The overnight long-haul doesn't have to be a killer. Follow some simple steps to survive the red-eye flight.
The right seat
Window seats are best for catching some sleep, as there is something to lean against. You also don't risk being woken by a neighbor clambering past to get to the toilet.
Seats at the front of the plane are the quietest.
The worst seats are on the back row, as often they don't recline.
Some seats on exit rows also do not recline and here bags must be stowed in lockers which means you'll have to keep getting up to get at belongings.
To find the best seats, visit SeatGuru that weighs up the pros and cons of each seat on every commercial plane.

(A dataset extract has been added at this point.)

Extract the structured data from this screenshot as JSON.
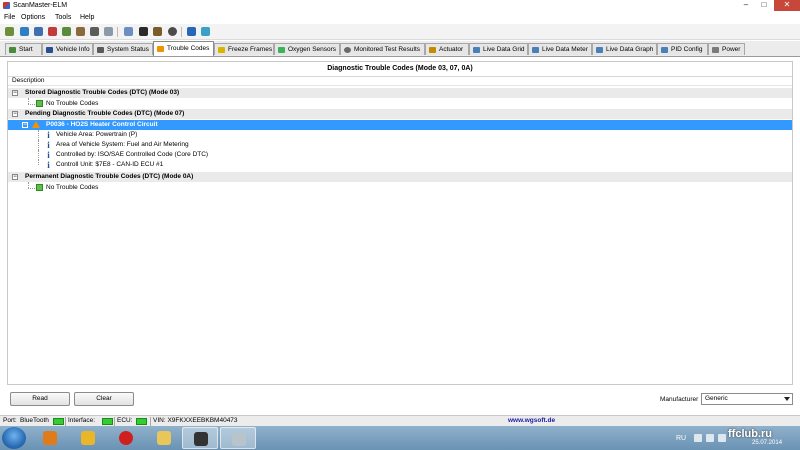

Sleep-inducing goodies to pack in the carry-on bag include ear plugs, comfy socks, and noise-canceling ear phones.
Travel pillows may be awkward to carry, but they are proven at improving sleep by supporting the head.
An eye mask can also minimize interference from a neighbor's light and video screen.
Try to resist the urge to nap. The idea is to acclimatize to the new time zone as quickly as possible. So if you arrive in the morning, try to push through to bed time.
But don't over-do it the day after. A big night out is not the best idea, but early morning meetings could help you hit the ground running.
Skip coffee in the airport and especially when the trolley comes round during the flight.
If you're on a transatlantic red-eye, wait an hour or two before having breakfast on arrival in London. After all, it may be 7 am in London but it's still the middle of the night in New York.
Set your alarm to wake up half an hour before the plane touches down. This will provide enough time to use the bathroom, gather possessions and acclimatize to the new day. E-mail to a friend